Absolutely there are elements of the absurd, but also hopefully juxtapositions that don’t read as nihilistic or empty. The activity of amassing objects, juxtaposing and displaying them to create personal meaning is a strange activity, one that I readily acknowledge is a pastime of my own, and part of the subject of the work.

The Kelly Green 

A recurring theme in your new work is paintings depicted within the painting. What does this playful repetition mean to you?

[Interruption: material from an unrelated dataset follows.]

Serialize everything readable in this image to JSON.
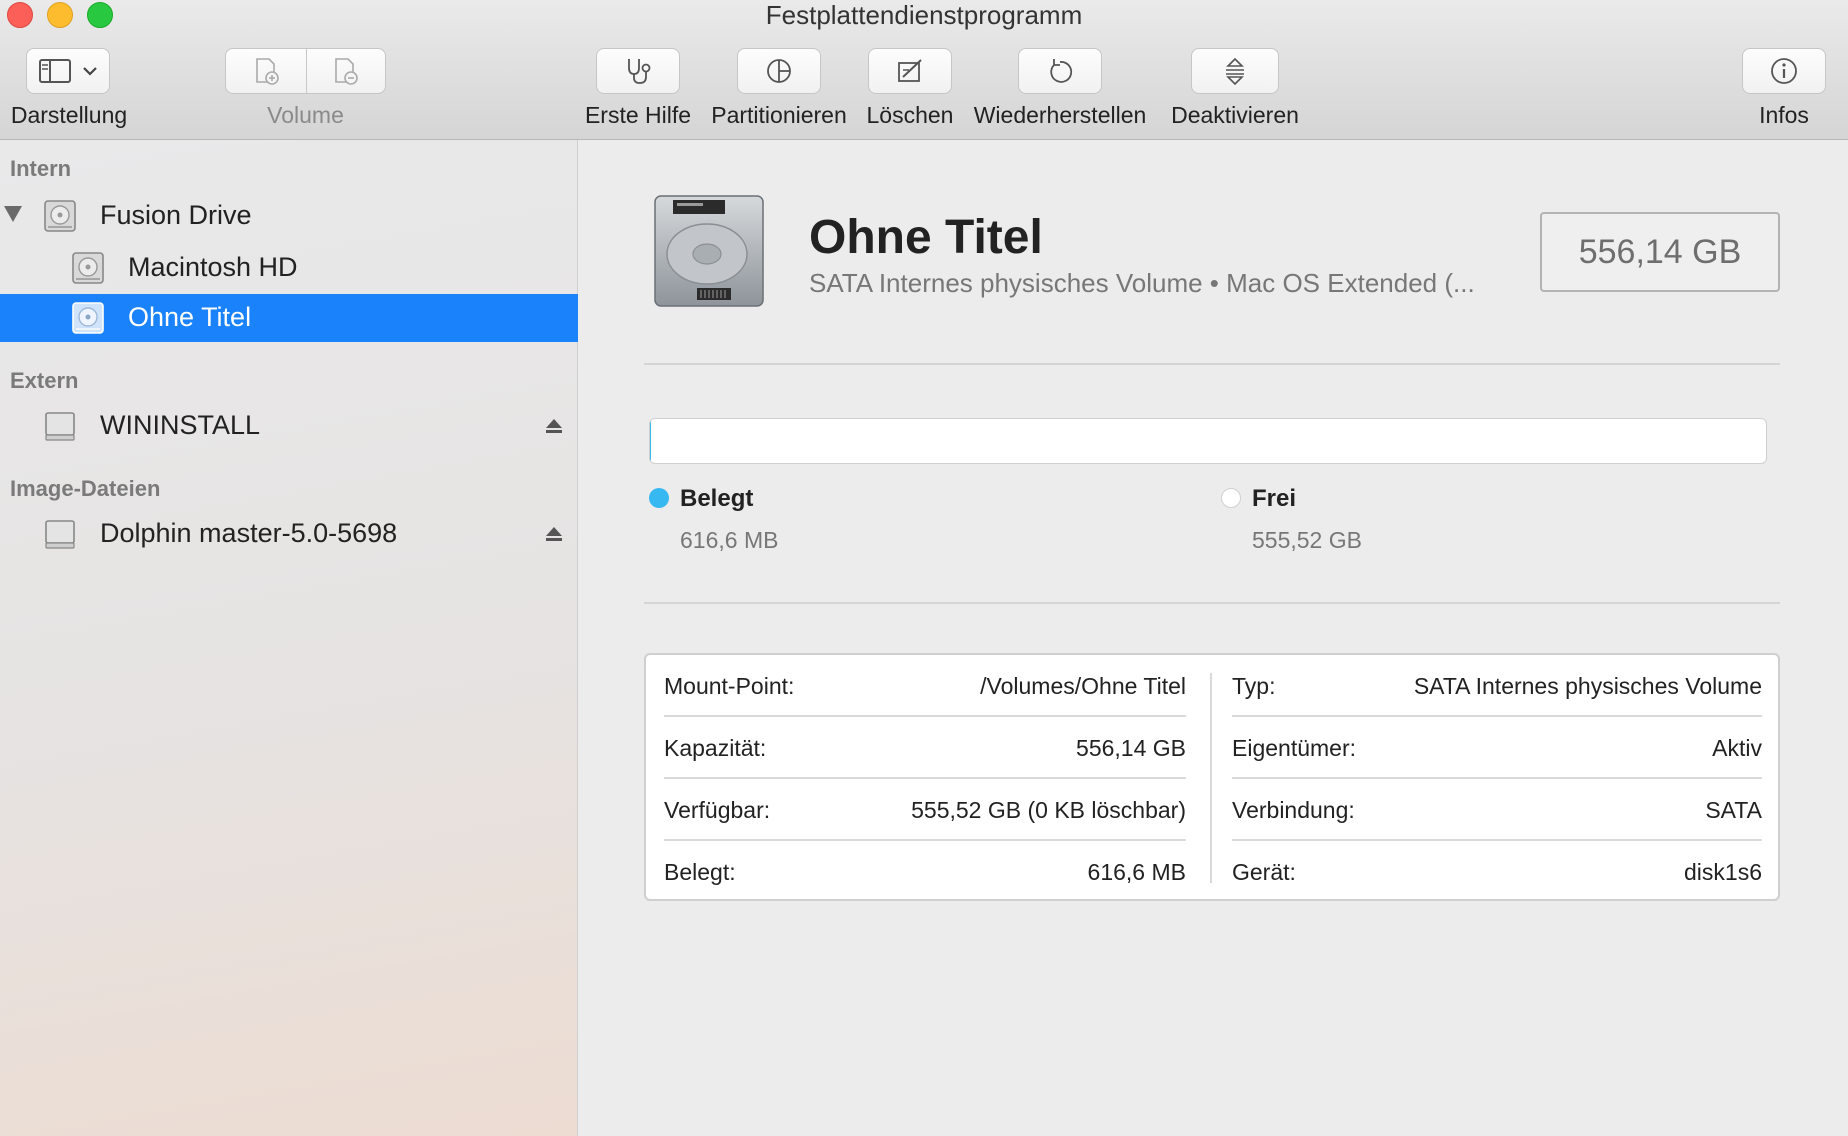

These pictures of pictures appeared in my work soon after my discovery of the painter David Teniers the Younger and his paintings of the collection of Archduke Leopold Wilhelm. Teniers was charged with amassing a collection for the Archduke, and then he painted depictions of the collection as a group and in separate images creating a kind of reproducible catalog for engraving and dissemination. After discovering Teniers I began looking for other reproductions of collections, curios, and cabinets. I found the task of re-depicting paintings to be the most engaging, so that is where my work is now.

I find that adding the depictions of depictions creates a kind of self-reflexive doubt within the picture. The picture doubts itself and presents another picture to bolster itself. But it also allows for the joy of rediscovery. For example, I found myself moving toward images of early 20th century and 1970s abstract painting for some of my source material or mark-making language for my bootleg paintings. I found the subtle politics of this abstract language acted upon the classical landscape or portrait in a very different way than text or other kinds of images.

Small Abstract Paintings 1-6. 

I should mention, I’m making my own abstract pictures to place in the still life, as well, and this has added an extra layer to my studio practice that I truly enjoy. The abstractions and pattern pictures that you see are sometimes studied from life in the studio, sometimes invented, and are sometimes a variation on a painting from art history.

 

 

Portrait of artist by Kristen Cronin with permission from Ann Street Gallery.

All other photography including all artwork by Karen Philippi Photography

Kirstin's website.